PROBLEM TO WORK ON:
Among the entries below, find each line with "replies" and show it.

MATERIAL FOR THE TASK:

=== Begin Enclosure ===

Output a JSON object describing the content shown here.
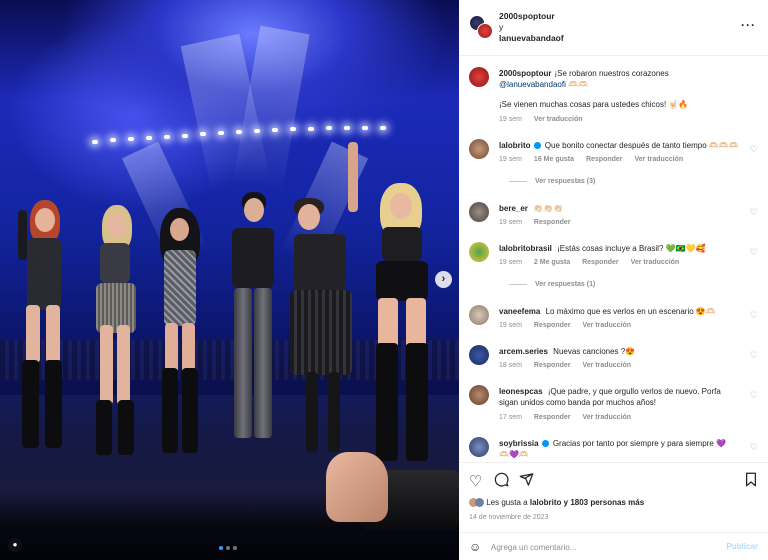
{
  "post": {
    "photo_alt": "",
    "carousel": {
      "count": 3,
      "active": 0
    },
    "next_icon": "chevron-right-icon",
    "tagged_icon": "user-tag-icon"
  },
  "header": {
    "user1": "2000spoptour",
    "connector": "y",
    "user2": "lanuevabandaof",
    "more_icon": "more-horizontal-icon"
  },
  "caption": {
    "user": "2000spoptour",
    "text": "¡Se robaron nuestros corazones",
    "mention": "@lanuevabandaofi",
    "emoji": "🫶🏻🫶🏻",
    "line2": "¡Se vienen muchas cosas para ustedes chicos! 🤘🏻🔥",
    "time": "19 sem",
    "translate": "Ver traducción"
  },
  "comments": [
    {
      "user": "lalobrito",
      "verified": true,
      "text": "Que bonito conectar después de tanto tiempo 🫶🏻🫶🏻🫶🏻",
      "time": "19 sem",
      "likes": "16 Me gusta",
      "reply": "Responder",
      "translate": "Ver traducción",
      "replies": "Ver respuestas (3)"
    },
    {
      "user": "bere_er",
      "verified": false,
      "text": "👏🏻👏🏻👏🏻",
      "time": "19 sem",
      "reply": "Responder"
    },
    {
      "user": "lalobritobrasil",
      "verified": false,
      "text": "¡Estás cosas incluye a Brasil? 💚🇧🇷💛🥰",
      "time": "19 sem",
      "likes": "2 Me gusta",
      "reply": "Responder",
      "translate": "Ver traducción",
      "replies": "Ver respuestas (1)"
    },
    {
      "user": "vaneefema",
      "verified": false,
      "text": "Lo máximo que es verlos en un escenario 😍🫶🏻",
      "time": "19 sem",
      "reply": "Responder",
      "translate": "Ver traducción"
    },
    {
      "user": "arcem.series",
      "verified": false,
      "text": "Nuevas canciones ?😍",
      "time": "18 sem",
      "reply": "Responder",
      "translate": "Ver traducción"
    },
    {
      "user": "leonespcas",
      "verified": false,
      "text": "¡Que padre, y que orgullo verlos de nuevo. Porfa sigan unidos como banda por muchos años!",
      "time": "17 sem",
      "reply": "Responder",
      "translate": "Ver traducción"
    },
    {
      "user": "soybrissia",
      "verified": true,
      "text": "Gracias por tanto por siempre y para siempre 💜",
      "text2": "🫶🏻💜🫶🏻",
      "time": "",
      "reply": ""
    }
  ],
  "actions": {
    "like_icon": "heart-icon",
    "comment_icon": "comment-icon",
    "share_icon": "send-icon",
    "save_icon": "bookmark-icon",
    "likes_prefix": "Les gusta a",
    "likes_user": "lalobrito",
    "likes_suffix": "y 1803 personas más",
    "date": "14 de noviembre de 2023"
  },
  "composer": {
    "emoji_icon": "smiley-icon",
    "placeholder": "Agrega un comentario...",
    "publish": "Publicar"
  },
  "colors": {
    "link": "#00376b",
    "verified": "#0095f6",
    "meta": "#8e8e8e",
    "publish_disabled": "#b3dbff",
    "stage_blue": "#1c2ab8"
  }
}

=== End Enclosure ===

RESULT OF THE EXERCISE:
      "replies": "Ver respuestas (3)"
      "replies": "Ver respuestas (1)"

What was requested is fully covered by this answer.